W-Band FMCW MIMO radar demonstrator system for 3D imaging
One of the most dangerous situations when flying a helicopter is landing over dry sand or powder snow. The rotors swirl particles creating a dense cloud. With optical methods navigating through this cloud is impossible but for millimetre waves it becomes almost transparent. As a consequence millimetre waves are an outstanding choice for the development of imaging systems that can be used as a landing aid. Also smoke is transparent at this wavelength and thus imaging in case of fires is possible. The aim of this work is the three-dimensional imaging of static scenes with a large field of view, good resolution and high dynamics. In this thesis a demonstrator system is presented, which is based on the MIMO principle and works with FMCW radar modules in the millimetre wavelength range. The set-up of the demonstrator system is explained and the hardware components are described. The development of the electronics itself is not part of this work. An algorithm for image reconstruction is presented as well as a calibration routine. The arrangement of the individual transmitting and receiving antennas thereby determines the size of the unambiguously image able angular range, the resolution and the side lobe level. In addition, the arrangement is constrained by the spatial extent of the modules in which the single antennas are embedded. An optimized arrangement is presented that enables unambiguous imaging of the half-space in front of the aperture with good resolution and low side lobes. A heuristic algorithm is used for this optimization whereby valuable computation time is saved by preselecting an initial state. The acquisition of measurement data is realized with an FPGA. Major parts of the configuration of this FPGA is done within this work. Communication with a computer and data download is realized with Matlab that is also responsible for subsequent image reconstruction and calibration. A design for an FPGA program is presented that is aimed at image reconstruction inside of the FPGA to make the system capable of real-time operation. Various measurements illustrate three-dimensional imaging capabilities. The advantages of the optimized aperture can be demonstrated with images of large objects.

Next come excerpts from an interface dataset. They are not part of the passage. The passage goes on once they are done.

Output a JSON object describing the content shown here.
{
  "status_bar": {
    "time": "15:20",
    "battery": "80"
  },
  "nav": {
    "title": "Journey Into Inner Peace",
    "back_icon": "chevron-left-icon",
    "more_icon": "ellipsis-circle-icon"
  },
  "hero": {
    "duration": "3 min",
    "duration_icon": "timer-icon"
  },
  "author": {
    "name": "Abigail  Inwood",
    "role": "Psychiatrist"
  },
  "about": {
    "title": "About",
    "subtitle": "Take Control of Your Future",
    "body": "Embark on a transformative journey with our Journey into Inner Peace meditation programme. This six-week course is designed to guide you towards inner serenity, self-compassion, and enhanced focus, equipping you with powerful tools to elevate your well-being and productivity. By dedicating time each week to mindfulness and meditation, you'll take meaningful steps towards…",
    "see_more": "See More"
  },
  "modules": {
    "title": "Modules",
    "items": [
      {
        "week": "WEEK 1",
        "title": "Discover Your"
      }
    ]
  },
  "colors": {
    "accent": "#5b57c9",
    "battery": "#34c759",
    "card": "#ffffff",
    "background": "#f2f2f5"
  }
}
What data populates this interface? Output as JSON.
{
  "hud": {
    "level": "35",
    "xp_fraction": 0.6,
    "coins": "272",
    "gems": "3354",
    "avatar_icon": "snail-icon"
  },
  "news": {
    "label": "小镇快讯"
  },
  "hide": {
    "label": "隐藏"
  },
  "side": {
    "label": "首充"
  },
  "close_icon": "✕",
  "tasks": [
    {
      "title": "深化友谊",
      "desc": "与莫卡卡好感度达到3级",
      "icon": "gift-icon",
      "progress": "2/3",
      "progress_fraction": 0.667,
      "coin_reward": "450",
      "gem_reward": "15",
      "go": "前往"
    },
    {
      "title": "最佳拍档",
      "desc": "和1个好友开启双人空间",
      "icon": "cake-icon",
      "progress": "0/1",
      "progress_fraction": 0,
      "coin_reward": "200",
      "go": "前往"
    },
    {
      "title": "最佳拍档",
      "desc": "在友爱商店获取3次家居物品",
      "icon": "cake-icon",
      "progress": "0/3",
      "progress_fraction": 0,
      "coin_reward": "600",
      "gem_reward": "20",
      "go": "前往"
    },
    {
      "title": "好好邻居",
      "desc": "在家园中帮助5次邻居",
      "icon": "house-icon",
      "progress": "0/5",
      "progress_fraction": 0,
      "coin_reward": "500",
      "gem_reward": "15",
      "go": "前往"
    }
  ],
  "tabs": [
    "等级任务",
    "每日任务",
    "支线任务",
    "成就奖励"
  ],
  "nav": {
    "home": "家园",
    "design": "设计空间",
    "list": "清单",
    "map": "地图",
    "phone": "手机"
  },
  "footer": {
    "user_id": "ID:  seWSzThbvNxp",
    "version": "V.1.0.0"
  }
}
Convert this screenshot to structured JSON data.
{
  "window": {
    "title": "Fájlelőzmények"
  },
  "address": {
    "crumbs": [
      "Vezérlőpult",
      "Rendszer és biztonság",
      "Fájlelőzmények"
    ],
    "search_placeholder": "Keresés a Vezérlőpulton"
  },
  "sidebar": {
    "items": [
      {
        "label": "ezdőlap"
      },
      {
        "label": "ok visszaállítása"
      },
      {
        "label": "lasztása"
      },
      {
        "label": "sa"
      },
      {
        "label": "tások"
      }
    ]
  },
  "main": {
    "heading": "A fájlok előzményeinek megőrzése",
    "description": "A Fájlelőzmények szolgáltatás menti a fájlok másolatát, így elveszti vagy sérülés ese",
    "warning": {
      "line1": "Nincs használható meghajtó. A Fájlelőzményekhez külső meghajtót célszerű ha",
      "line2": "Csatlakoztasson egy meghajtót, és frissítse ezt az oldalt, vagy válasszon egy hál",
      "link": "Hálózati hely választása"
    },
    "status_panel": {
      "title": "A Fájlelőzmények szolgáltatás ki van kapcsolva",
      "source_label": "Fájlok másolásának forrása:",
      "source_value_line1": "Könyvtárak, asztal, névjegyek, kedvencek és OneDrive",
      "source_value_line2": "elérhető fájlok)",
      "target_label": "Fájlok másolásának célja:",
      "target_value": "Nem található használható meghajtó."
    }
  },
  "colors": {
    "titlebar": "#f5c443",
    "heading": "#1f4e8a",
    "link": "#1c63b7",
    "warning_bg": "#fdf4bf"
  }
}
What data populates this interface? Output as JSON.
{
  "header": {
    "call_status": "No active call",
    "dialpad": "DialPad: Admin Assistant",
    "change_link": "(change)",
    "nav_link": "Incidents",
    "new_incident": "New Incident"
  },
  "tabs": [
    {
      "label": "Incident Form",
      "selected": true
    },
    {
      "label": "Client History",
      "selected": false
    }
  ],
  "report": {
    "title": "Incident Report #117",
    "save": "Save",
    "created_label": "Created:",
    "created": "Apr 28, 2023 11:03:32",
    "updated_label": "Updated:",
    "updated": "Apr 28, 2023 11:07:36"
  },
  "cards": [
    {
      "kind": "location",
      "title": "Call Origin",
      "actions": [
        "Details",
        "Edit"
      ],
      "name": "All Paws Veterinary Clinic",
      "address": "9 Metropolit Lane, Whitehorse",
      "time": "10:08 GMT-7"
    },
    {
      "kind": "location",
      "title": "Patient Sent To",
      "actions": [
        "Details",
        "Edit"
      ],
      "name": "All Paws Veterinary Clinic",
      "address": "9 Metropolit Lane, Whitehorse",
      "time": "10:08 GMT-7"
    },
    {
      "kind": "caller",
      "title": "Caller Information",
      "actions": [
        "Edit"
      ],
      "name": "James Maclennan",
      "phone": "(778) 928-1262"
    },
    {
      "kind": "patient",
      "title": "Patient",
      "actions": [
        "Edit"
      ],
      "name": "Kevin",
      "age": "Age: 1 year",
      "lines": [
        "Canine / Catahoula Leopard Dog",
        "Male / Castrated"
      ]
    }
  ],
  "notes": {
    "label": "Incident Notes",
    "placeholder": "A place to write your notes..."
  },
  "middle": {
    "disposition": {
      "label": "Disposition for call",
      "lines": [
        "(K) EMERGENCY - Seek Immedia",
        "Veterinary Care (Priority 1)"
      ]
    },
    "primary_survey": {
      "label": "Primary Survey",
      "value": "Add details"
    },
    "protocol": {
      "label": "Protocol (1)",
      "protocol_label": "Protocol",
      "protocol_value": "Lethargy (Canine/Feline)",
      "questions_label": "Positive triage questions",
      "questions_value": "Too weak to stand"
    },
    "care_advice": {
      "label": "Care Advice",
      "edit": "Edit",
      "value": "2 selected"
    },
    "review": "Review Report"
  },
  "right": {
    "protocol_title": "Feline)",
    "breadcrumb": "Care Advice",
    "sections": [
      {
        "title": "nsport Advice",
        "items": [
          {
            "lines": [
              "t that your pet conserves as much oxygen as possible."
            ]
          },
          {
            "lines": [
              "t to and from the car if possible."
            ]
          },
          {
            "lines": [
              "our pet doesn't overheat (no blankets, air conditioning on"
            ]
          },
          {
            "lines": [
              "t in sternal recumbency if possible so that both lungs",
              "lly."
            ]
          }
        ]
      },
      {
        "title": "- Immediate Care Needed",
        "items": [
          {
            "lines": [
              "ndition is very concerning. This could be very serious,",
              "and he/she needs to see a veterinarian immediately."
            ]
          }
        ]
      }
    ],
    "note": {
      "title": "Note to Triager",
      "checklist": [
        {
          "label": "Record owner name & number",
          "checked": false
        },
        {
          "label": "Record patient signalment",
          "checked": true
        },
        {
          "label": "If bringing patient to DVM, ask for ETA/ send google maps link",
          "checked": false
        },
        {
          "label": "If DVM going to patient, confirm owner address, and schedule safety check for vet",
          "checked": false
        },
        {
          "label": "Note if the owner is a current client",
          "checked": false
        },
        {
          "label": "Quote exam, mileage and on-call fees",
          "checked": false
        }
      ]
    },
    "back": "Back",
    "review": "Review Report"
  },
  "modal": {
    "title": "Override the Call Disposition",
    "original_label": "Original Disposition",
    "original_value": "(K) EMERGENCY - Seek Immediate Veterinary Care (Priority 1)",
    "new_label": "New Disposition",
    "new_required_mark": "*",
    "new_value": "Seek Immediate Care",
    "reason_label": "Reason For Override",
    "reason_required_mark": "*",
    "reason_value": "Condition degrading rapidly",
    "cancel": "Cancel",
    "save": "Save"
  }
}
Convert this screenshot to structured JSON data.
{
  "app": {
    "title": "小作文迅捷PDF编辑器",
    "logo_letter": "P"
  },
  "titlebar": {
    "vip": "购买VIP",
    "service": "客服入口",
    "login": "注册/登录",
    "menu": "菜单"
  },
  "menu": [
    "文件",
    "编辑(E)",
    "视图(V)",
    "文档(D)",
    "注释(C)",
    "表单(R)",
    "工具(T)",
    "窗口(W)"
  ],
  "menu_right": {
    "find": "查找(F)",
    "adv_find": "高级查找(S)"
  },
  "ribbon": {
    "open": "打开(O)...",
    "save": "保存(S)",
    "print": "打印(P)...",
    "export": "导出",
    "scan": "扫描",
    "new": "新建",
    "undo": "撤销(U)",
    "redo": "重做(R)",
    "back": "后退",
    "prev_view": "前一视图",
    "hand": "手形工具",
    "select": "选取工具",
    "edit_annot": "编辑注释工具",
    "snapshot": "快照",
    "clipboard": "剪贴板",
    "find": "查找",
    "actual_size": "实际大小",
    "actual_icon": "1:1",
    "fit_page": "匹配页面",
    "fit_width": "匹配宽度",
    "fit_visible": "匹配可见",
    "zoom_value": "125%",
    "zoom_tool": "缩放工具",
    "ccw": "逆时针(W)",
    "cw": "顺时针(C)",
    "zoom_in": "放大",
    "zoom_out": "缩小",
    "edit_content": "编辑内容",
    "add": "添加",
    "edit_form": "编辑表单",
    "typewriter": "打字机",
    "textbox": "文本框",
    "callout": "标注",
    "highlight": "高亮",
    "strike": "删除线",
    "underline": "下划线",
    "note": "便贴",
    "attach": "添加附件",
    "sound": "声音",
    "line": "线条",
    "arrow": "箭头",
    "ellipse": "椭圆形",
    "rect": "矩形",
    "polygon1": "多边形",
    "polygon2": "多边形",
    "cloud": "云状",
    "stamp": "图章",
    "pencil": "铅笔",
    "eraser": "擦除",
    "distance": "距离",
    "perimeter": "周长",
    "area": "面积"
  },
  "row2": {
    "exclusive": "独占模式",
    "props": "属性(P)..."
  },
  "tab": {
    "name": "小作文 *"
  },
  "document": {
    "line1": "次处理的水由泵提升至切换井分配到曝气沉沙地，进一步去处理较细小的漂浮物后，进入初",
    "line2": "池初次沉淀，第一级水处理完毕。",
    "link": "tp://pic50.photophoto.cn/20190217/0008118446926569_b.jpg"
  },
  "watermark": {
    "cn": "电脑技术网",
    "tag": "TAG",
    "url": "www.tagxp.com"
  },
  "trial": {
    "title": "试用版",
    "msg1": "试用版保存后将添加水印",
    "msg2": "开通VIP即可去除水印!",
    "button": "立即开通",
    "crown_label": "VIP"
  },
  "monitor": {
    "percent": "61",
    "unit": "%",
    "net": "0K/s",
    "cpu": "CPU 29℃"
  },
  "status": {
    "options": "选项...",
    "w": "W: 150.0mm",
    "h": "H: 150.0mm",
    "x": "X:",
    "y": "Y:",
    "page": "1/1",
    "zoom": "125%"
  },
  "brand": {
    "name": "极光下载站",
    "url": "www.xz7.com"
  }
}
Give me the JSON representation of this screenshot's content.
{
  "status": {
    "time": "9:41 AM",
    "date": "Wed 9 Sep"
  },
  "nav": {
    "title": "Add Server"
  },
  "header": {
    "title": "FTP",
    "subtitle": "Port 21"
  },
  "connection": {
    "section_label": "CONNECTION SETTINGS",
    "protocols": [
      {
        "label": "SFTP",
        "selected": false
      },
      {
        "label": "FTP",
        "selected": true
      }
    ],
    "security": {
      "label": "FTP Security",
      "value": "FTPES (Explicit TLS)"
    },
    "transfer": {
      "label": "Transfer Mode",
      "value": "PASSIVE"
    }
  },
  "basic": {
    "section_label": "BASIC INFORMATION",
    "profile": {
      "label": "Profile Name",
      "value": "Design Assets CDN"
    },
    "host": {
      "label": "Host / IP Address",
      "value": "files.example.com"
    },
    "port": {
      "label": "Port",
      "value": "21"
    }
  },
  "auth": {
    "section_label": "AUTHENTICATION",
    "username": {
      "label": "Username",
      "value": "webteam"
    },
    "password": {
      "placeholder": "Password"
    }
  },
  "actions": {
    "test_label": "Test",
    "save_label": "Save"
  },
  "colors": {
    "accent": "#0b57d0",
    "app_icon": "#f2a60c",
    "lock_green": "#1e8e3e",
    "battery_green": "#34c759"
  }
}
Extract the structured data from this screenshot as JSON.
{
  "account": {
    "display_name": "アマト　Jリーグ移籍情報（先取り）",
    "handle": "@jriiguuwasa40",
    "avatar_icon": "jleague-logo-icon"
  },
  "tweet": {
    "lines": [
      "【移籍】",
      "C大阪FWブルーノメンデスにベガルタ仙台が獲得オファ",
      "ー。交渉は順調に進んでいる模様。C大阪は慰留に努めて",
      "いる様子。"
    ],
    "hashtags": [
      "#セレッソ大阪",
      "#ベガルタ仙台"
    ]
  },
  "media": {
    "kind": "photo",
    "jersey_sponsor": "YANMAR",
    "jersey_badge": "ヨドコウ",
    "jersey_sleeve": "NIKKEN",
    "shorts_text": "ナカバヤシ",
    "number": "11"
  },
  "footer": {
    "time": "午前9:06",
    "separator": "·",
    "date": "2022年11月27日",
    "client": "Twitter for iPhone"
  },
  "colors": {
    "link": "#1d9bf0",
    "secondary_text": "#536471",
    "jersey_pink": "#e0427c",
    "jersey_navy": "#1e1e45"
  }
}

In addition, the data acquisition rate is determined to be 130 images per second. This is an upper bound to the image repetition rate.
Freiburg/Brsg., Univ., Diss., 2017